[WORK TO COMPLETE]: For the word "Closed", count the lines in the records below that include it and give only that number.

[DATA FOR THE TASK]:
——————

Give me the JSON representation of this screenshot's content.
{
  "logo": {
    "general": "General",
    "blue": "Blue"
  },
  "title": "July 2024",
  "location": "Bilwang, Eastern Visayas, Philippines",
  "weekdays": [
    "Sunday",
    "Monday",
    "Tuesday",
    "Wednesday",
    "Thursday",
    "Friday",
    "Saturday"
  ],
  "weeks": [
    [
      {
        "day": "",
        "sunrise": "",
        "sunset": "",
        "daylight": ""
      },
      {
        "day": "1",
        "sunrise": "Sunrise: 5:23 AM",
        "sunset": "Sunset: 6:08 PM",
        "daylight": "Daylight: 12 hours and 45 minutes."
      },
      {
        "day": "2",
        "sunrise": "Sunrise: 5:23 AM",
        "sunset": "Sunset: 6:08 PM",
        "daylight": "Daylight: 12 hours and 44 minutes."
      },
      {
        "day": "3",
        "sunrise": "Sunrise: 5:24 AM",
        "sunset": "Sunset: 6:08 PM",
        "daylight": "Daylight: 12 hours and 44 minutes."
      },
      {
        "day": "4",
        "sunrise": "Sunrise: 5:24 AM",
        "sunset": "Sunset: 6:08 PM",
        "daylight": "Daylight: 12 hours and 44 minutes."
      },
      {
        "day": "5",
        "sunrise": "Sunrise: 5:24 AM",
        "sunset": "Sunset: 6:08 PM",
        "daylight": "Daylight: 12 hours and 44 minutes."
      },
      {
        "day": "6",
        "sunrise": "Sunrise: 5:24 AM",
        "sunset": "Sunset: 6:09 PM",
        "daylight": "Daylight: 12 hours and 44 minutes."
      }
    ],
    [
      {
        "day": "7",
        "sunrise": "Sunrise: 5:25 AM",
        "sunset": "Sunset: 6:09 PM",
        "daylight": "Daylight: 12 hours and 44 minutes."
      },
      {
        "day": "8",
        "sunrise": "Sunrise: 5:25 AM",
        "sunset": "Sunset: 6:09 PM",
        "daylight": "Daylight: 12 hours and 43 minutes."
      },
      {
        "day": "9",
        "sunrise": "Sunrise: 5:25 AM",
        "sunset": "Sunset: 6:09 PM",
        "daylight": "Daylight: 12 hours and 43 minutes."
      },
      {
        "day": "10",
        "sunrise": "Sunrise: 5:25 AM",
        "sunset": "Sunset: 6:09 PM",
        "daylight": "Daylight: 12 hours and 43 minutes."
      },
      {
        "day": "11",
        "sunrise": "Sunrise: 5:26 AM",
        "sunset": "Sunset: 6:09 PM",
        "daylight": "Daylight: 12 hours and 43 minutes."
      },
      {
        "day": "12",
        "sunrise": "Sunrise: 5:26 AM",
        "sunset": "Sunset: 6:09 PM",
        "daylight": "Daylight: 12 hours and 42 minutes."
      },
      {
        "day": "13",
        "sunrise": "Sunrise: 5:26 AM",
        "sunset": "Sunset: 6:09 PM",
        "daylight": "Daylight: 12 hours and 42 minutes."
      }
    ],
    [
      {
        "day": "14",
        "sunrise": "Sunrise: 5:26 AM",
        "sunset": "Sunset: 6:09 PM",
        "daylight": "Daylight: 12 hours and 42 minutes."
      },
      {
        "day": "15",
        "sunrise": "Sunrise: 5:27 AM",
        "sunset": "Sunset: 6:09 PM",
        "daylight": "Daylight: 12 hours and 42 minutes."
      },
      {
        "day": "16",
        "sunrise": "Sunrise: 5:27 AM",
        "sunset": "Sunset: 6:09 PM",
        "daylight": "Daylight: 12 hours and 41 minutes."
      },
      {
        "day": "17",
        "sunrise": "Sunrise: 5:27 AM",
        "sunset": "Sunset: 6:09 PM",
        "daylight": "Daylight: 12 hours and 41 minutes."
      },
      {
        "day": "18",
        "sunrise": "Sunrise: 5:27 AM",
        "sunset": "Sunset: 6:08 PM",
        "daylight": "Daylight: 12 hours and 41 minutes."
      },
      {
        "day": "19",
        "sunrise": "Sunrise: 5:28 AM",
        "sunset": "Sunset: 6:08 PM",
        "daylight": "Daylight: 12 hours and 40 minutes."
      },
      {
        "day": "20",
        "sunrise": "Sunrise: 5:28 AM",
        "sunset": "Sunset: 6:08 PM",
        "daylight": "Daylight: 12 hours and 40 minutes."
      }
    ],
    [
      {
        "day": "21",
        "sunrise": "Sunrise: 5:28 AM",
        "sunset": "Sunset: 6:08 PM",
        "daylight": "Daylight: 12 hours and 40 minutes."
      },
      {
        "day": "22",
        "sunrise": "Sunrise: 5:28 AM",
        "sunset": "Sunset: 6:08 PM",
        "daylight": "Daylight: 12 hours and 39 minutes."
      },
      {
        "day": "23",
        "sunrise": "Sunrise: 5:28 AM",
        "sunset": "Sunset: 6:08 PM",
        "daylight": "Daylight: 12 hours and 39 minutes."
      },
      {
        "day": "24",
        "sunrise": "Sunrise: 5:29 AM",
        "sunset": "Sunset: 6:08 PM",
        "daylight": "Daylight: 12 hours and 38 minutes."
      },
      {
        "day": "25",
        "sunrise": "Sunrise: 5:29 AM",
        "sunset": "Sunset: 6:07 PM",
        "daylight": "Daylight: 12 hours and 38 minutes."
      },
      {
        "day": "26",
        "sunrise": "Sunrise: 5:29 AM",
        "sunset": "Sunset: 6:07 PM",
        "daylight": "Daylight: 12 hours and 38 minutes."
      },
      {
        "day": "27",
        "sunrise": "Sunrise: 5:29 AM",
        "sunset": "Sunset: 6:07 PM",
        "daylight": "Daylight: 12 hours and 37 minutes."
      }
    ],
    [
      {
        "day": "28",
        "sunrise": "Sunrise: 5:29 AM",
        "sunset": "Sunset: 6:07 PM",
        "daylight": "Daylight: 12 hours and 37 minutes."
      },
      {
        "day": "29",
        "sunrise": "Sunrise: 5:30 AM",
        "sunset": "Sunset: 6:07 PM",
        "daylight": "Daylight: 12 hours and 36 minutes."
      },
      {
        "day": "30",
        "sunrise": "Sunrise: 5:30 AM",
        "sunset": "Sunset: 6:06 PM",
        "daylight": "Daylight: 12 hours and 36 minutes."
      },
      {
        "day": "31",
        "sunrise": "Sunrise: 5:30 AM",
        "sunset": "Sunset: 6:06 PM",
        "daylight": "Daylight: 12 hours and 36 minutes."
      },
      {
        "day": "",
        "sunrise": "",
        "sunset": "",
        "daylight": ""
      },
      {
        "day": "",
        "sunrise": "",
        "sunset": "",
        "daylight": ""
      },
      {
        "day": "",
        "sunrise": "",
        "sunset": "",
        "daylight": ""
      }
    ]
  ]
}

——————

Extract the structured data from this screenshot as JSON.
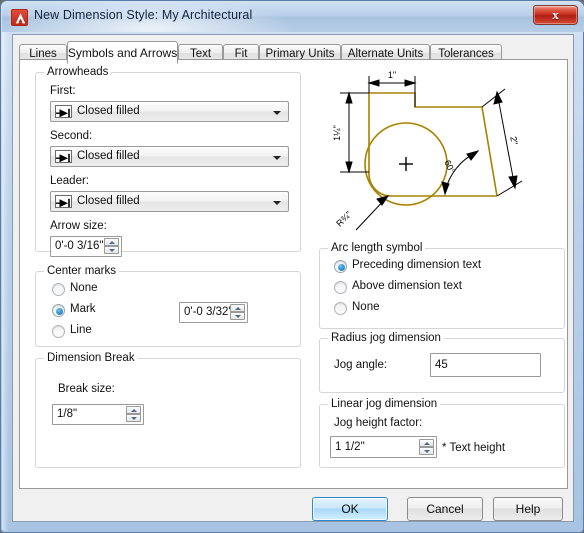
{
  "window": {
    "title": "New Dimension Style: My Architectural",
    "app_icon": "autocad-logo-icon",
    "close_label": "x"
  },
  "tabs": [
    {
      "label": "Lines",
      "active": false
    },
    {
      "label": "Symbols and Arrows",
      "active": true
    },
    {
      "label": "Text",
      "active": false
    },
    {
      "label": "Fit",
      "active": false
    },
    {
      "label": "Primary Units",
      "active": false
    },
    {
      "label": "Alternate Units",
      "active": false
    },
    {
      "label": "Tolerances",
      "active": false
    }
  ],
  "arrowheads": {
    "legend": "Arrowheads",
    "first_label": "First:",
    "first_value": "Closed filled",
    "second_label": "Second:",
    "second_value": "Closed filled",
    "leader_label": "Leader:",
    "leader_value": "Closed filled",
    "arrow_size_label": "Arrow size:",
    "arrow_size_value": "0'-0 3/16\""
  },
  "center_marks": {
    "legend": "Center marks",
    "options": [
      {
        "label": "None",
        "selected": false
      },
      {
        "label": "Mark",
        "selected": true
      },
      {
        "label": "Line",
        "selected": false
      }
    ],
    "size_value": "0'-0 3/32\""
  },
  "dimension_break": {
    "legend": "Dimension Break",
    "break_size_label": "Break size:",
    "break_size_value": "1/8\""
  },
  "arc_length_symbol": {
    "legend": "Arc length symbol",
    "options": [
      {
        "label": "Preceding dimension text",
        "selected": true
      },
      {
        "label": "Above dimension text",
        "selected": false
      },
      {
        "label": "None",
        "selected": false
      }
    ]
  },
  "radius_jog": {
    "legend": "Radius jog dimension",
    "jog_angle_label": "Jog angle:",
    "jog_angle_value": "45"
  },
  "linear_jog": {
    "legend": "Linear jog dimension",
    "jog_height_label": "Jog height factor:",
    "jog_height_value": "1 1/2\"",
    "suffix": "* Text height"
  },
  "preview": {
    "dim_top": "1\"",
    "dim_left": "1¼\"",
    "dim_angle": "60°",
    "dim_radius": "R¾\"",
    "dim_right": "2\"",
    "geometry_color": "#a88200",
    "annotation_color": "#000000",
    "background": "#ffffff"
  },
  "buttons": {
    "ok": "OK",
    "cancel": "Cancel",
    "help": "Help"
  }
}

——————

[YOUR RESPONSE]: 3